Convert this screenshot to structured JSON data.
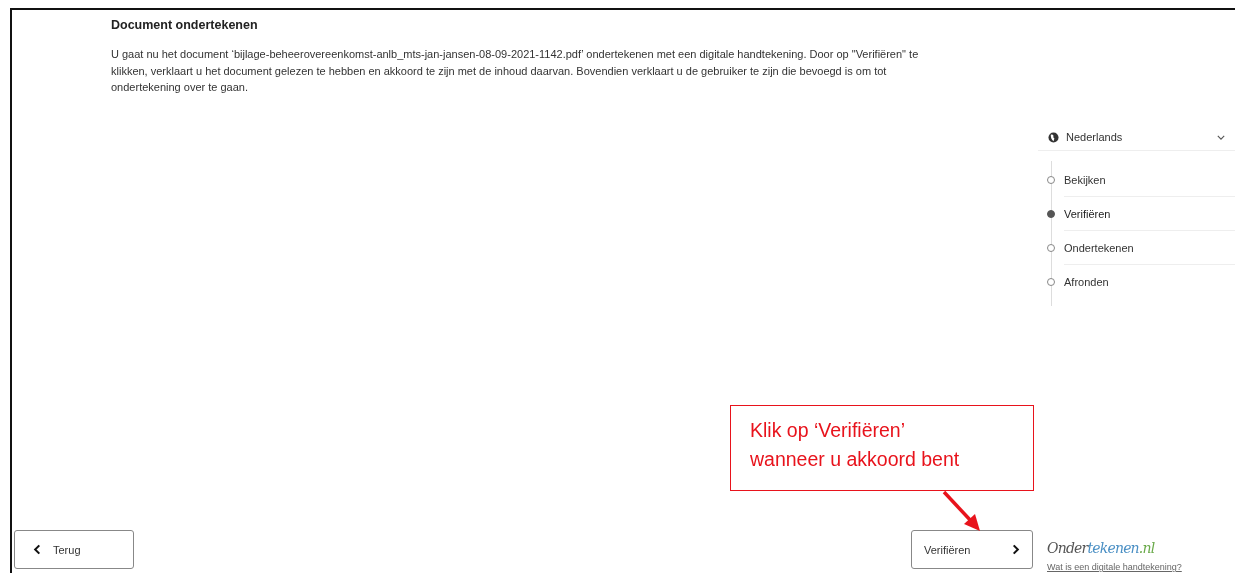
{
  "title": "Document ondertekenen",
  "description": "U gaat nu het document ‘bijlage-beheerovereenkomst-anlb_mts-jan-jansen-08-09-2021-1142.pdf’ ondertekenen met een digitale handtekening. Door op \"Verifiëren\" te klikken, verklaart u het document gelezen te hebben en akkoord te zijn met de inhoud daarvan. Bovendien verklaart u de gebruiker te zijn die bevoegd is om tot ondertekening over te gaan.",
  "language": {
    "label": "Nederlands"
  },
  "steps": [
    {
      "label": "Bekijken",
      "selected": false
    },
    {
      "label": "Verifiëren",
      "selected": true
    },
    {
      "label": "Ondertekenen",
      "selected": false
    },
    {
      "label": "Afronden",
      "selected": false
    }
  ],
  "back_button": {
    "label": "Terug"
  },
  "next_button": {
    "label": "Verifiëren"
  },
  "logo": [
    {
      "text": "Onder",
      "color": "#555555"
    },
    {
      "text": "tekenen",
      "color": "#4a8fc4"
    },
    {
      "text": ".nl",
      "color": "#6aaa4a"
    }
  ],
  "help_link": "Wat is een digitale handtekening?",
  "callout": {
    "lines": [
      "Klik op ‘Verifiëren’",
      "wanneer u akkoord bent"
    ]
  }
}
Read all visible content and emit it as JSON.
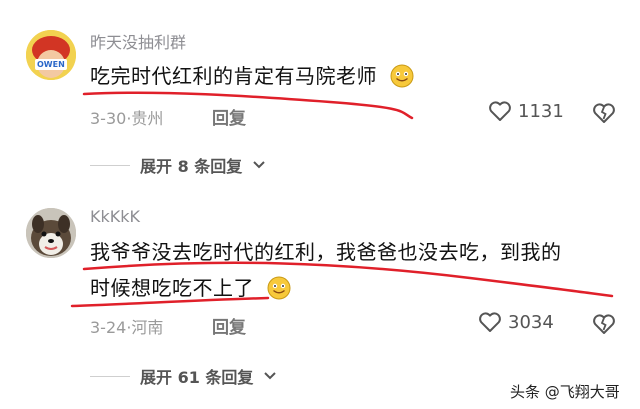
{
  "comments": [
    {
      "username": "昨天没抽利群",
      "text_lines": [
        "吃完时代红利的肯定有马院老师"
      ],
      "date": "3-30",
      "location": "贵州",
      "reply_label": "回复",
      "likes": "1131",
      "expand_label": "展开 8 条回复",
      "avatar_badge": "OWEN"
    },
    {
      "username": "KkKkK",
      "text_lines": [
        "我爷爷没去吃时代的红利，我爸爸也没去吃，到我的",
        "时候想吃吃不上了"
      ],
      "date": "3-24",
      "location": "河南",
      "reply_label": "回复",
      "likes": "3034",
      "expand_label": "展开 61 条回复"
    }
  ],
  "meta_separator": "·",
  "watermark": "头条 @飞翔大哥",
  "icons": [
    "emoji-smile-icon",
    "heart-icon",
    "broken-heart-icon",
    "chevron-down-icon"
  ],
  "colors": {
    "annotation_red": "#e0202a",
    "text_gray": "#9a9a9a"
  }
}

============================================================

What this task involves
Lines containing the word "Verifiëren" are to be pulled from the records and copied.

Solution
  "description": "U gaat nu het document ‘bijlage-beheerovereenkomst-anlb_mts-jan-jansen-08-09-2021-1142.pdf’ ondertekenen met een digitale handtekening. Door op \"Verifiëren\" te klikken, verklaart u het document gelezen te hebben en akkoord te zijn met de inhoud daarvan. Bovendien verklaart u de gebruiker te zijn die bevoegd is om tot ondertekening over te gaan.",
      "label": "Verifiëren",
    "label": "Verifiëren"
      "Klik op ‘Verifiëren’",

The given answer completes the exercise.